Studies have shown that Project-based learning stretches student’s ability to understand concepts that would otherwise mean nothing to them. The main points during a PBL approach is not to memorize facts or only gather information. It is to give students the sense of a real-world learning experience. When students go through this kind of learning experience, the final product, which is one of the elements in Project Based Learning (PBL), is only a small chunk of what they were able to experience during the process. The process, the inquiry, the collaboration is much more important than the product itself. PBL takes students to learn on a different level. Thomas (2000, p.2) defines PBL as a teaching approach that involves complex tasks, based on challenging questions or problems.
PBL is not something that has suddenly appeared and is a new teaching methodology. Many philosophers and educators have talked about it before. Socrates (470-399 BC), Dewey (1859- 1957), Carl Rogers (1902 – 1987), Vygostsky (1896 -1934) and many others. They have all stressed the importance of placing students at the center of their learning while providing them with opportunities to investigate and propose solutions to real-life problems.
It all comes down to what we today call the 21st century skills: the main objective of learning is to be able make connections between what is happening inside the schools and real life.

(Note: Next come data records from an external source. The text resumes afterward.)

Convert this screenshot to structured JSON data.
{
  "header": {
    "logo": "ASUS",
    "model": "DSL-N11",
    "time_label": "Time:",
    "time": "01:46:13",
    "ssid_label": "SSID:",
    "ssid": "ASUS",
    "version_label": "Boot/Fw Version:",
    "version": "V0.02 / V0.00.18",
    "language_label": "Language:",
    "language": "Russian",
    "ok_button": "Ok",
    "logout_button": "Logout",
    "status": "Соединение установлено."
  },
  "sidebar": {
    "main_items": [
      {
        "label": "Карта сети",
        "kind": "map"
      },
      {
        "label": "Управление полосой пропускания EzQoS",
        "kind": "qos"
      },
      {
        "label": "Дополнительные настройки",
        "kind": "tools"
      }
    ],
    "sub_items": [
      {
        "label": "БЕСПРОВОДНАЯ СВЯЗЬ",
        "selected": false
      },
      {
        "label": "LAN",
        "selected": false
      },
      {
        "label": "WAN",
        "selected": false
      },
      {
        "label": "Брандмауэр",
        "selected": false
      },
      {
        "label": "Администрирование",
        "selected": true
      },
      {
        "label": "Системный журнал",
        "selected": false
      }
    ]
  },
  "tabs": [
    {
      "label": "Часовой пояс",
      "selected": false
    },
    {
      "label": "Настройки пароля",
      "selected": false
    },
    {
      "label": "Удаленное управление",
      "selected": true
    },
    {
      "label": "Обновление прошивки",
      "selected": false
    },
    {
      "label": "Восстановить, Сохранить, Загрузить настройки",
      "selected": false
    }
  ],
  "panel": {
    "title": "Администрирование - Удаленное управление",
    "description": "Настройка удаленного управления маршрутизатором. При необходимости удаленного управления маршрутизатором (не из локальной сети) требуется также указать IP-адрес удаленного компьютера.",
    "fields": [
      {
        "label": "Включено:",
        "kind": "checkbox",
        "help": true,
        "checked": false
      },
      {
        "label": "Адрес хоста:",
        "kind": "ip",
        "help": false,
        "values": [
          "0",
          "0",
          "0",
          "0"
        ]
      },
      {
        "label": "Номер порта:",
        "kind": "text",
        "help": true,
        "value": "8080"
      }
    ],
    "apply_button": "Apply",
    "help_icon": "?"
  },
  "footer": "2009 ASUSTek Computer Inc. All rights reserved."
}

Unfortunately, our classes today have little link to life outside the school wall, making it harder for students to engaged in real learning.
However, our main objective is to help our students become efficient problem solvers, capable of applying what they learn through these projects to real world issues around their communities and in the future, whatever their choices may be.
In order to do this, apart from developing projects, we know that one needs to develop skills and be conscious of certain habits in order to develop these skills. A “Habit of Mind” means having the agency to behave suitably to tackle a problem when confronted. To act adequately and intelligibly for a successful outcome. Skills alone are not enough. One needs to have certain attitudes and dispositions to act accordingly.
The Habits of Mind are an identified set of 16 problem solving, life related skills, necessary to effectively operate in society and promote strategic reasoning, insightfulness, perseverance, creativity and craftsmanship (Costa & Kallick, 2020). Although there are 16 of them, they are never performed isolated. One is always related to another. For example, when you listen to others—With understanding and empathy, you are also managing impulsivity and thinking flexibly. When these habits are understood by the students and referred to as behaviours that should be expected to be seen in the different stages of a project, the outcomes of our student’s learning skills are definitely enhanced.
Below are the 16 habits and ideas of how to apply them in the classroom:
Having read and understood the habits of mind, choose to work on three or four of them during different stages of the project. They can work as mental disciplines. Point out the different habits students should pay attention to while working on the project. It is an excellent challenge and students will definitely be able to notice which habit they might need working on. When they are stuck in thoughts and creativity, have them ask: What habit of mind should I work on now?